[Data for review]
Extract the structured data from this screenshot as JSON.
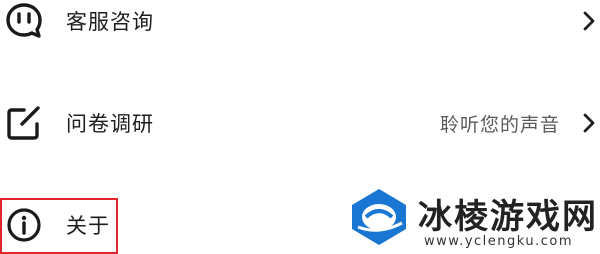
{
  "menu": {
    "items": [
      {
        "label": "客服咨询",
        "hint": "",
        "icon": "chat-bubble-icon",
        "chevron": "chevron-right-icon"
      },
      {
        "label": "问卷调研",
        "hint": "聆听您的声音",
        "icon": "edit-note-icon",
        "chevron": "chevron-right-icon"
      },
      {
        "label": "关于",
        "hint": "",
        "icon": "info-icon"
      }
    ]
  },
  "watermark": {
    "name": "冰棱游戏网",
    "url": "www.yclengku.com"
  },
  "colors": {
    "highlight": "#e0262a",
    "watermark_blue": "#1976d2",
    "text": "#1e1e1e",
    "hint_text": "#5a5a5a"
  }
}
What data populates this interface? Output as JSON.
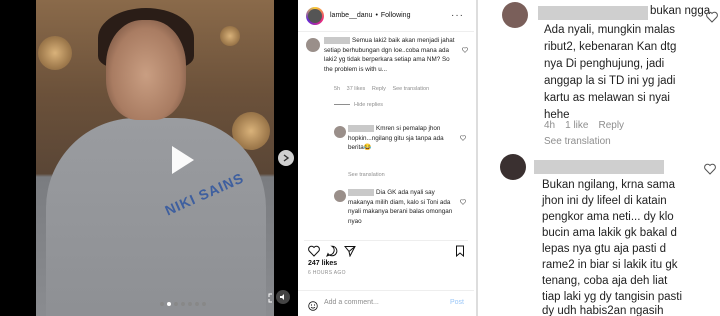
{
  "post": {
    "username": "lambe__danu",
    "follow_state": "Following",
    "brand_text": "NIKI SAINS",
    "likes": "247 likes",
    "posted_ago": "6 HOURS AGO",
    "add_comment_placeholder": "Add a comment...",
    "post_label": "Post"
  },
  "comments": [
    {
      "text": "Semua laki2 baik akan menjadi jahat setiap berhubungan dgn loe..coba mana ada laki2 yg tidak berperkara setiap ama NM? So the problem is with u...",
      "age": "5h",
      "likes": "37 likes",
      "reply": "Reply",
      "translate": "See translation",
      "hide_replies": "Hide replies"
    },
    {
      "text": "Kmren si pemalap jhon hopkin...ngilang gitu sja tanpa ada berita😂",
      "translate": "See translation"
    },
    {
      "text": "Dia GK ada nyali say makanya milih diam, kalo si Toni ada nyali makanya berani balas omongan nyao"
    }
  ],
  "zoom": {
    "first": {
      "lead": "bukan ngga",
      "text_lines": [
        "Ada nyali, mungkin malas",
        "ribut2, kebenaran Kan dtg",
        "nya Di penghujung, jadi",
        "anggap la si TD ini yg jadi",
        "kartu as melawan si nyai",
        "hehe"
      ],
      "age": "4h",
      "likes": "1 like",
      "reply": "Reply",
      "translate": "See translation"
    },
    "second": {
      "text_lines": [
        "Bukan ngilang, krna sama",
        "jhon ini dy lifeel di katain",
        "pengkor ama neti... dy klo",
        "bucin ama lakik gk bakal d",
        "lepas nya gtu aja pasti d",
        "rame2 in biar si lakik itu gk",
        "tenang, coba aja deh liat",
        "tiap laki yg dy tangisin pasti",
        "dy udh habis2an ngasih"
      ]
    }
  },
  "colors": {
    "link": "#9ac7f8",
    "muted": "#8e8e8e",
    "brand_blue": "#3e5f9f"
  }
}
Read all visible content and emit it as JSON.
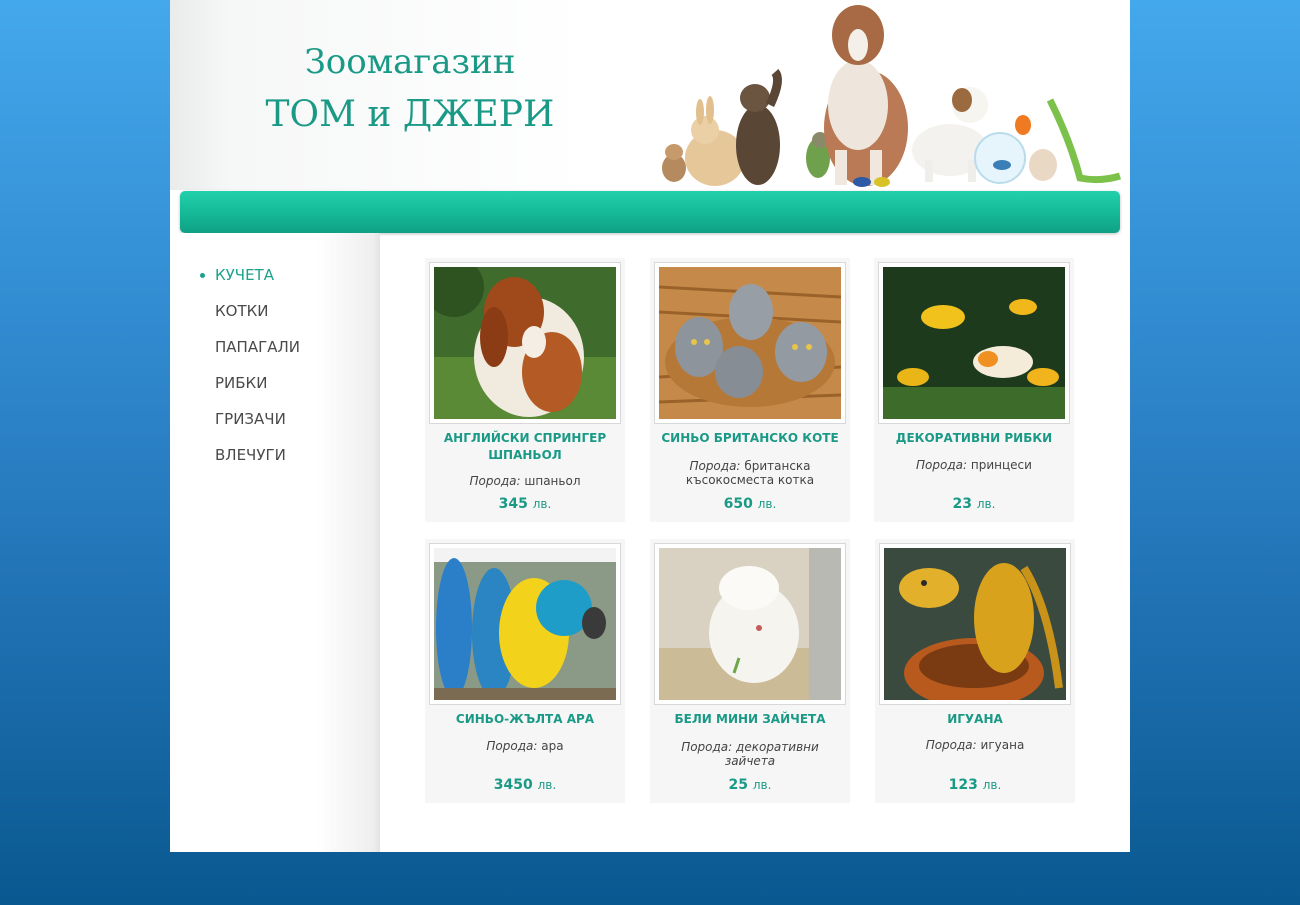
{
  "header": {
    "brand_line1": "Зоомагазин",
    "brand_line2": "ТОМ и ДЖЕРИ"
  },
  "sidebar": {
    "items": [
      {
        "label": "КУЧЕТА",
        "active": true
      },
      {
        "label": "КОТКИ",
        "active": false
      },
      {
        "label": "ПАПАГАЛИ",
        "active": false
      },
      {
        "label": "РИБКИ",
        "active": false
      },
      {
        "label": "ГРИЗАЧИ",
        "active": false
      },
      {
        "label": "ВЛЕЧУГИ",
        "active": false
      }
    ]
  },
  "products": [
    {
      "name": "АНГЛИЙСКИ СПРИНГЕР ШПАНЬОЛ",
      "breed_label": "Порода:",
      "breed": "шпаньол",
      "price": "345",
      "currency": "лв."
    },
    {
      "name": "СИНЬО БРИТАНСКО КОТЕ",
      "breed_label": "Порода:",
      "breed": "британска късокосместа котка",
      "price": "650",
      "currency": "лв."
    },
    {
      "name": "ДЕКОРАТИВНИ РИБКИ",
      "breed_label": "Порода:",
      "breed": "принцеси",
      "price": "23",
      "currency": "лв."
    },
    {
      "name": "СИНЬО-ЖЪЛТА АРА",
      "breed_label": "Порода:",
      "breed": "ара",
      "price": "3450",
      "currency": "лв."
    },
    {
      "name": "БЕЛИ МИНИ ЗАЙЧЕТА",
      "breed_label": "Порода:",
      "breed": "декоративни зайчета",
      "price": "25",
      "currency": "лв."
    },
    {
      "name": "ИГУАНА",
      "breed_label": "Порода:",
      "breed": "игуана",
      "price": "123",
      "currency": "лв."
    }
  ],
  "colors": {
    "accent": "#1a9a86",
    "navbar": "#14b896",
    "background_top": "#44a8ec",
    "background_bottom": "#0a5890"
  }
}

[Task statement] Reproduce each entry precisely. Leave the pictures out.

[Response for this exercise]
Extract the structured data from this screenshot as JSON.
{
  "menu": {
    "items": [
      {
        "label": "客服咨询",
        "hint": "",
        "icon": "chat-bubble-icon",
        "chevron": "chevron-right-icon"
      },
      {
        "label": "问卷调研",
        "hint": "聆听您的声音",
        "icon": "edit-note-icon",
        "chevron": "chevron-right-icon"
      },
      {
        "label": "关于",
        "hint": "",
        "icon": "info-icon"
      }
    ]
  },
  "watermark": {
    "name": "冰棱游戏网",
    "url": "www.yclengku.com"
  },
  "colors": {
    "highlight": "#e0262a",
    "watermark_blue": "#1976d2",
    "text": "#1e1e1e",
    "hint_text": "#5a5a5a"
  }
}
What data populates this interface? Output as JSON.
{
  "post": {
    "username": "lambe__danu",
    "follow_state": "Following",
    "brand_text": "NIKI SAINS",
    "likes": "247 likes",
    "posted_ago": "6 HOURS AGO",
    "add_comment_placeholder": "Add a comment...",
    "post_label": "Post"
  },
  "comments": [
    {
      "text": "Semua laki2 baik akan menjadi jahat setiap berhubungan dgn loe..coba mana ada laki2 yg tidak berperkara setiap ama NM? So the problem is with u...",
      "age": "5h",
      "likes": "37 likes",
      "reply": "Reply",
      "translate": "See translation",
      "hide_replies": "Hide replies"
    },
    {
      "text": "Kmren si pemalap jhon hopkin...ngilang gitu sja tanpa ada berita😂",
      "translate": "See translation"
    },
    {
      "text": "Dia GK ada nyali say makanya milih diam, kalo si Toni ada nyali makanya berani balas omongan nyao"
    }
  ],
  "zoom": {
    "first": {
      "lead": "bukan ngga",
      "text_lines": [
        "Ada nyali, mungkin malas",
        "ribut2, kebenaran Kan dtg",
        "nya Di penghujung, jadi",
        "anggap la si TD ini yg jadi",
        "kartu as melawan si nyai",
        "hehe"
      ],
      "age": "4h",
      "likes": "1 like",
      "reply": "Reply",
      "translate": "See translation"
    },
    "second": {
      "text_lines": [
        "Bukan ngilang, krna sama",
        "jhon ini dy lifeel di katain",
        "pengkor ama neti... dy klo",
        "bucin ama lakik gk bakal d",
        "lepas nya gtu aja pasti d",
        "rame2 in biar si lakik itu gk",
        "tenang, coba aja deh liat",
        "tiap laki yg dy tangisin pasti",
        "dy udh habis2an ngasih"
      ]
    }
  },
  "colors": {
    "link": "#9ac7f8",
    "muted": "#8e8e8e",
    "brand_blue": "#3e5f9f"
  }
}
Read all visible content and emit it as JSON.
{
  "header": {
    "brand_line1": "Зоомагазин",
    "brand_line2": "ТОМ и ДЖЕРИ"
  },
  "sidebar": {
    "items": [
      {
        "label": "КУЧЕТА",
        "active": true
      },
      {
        "label": "КОТКИ",
        "active": false
      },
      {
        "label": "ПАПАГАЛИ",
        "active": false
      },
      {
        "label": "РИБКИ",
        "active": false
      },
      {
        "label": "ГРИЗАЧИ",
        "active": false
      },
      {
        "label": "ВЛЕЧУГИ",
        "active": false
      }
    ]
  },
  "products": [
    {
      "name": "АНГЛИЙСКИ СПРИНГЕР ШПАНЬОЛ",
      "breed_label": "Порода:",
      "breed": "шпаньол",
      "price": "345",
      "currency": "лв."
    },
    {
      "name": "СИНЬО БРИТАНСКО КОТЕ",
      "breed_label": "Порода:",
      "breed": "британска късокосместа котка",
      "price": "650",
      "currency": "лв."
    },
    {
      "name": "ДЕКОРАТИВНИ РИБКИ",
      "breed_label": "Порода:",
      "breed": "принцеси",
      "price": "23",
      "currency": "лв."
    },
    {
      "name": "СИНЬО-ЖЪЛТА АРА",
      "breed_label": "Порода:",
      "breed": "ара",
      "price": "3450",
      "currency": "лв."
    },
    {
      "name": "БЕЛИ МИНИ ЗАЙЧЕТА",
      "breed_label": "Порода:",
      "breed": "декоративни зайчета",
      "price": "25",
      "currency": "лв."
    },
    {
      "name": "ИГУАНА",
      "breed_label": "Порода:",
      "breed": "игуана",
      "price": "123",
      "currency": "лв."
    }
  ],
  "colors": {
    "accent": "#1a9a86",
    "navbar": "#14b896",
    "background_top": "#44a8ec",
    "background_bottom": "#0a5890"
  }
}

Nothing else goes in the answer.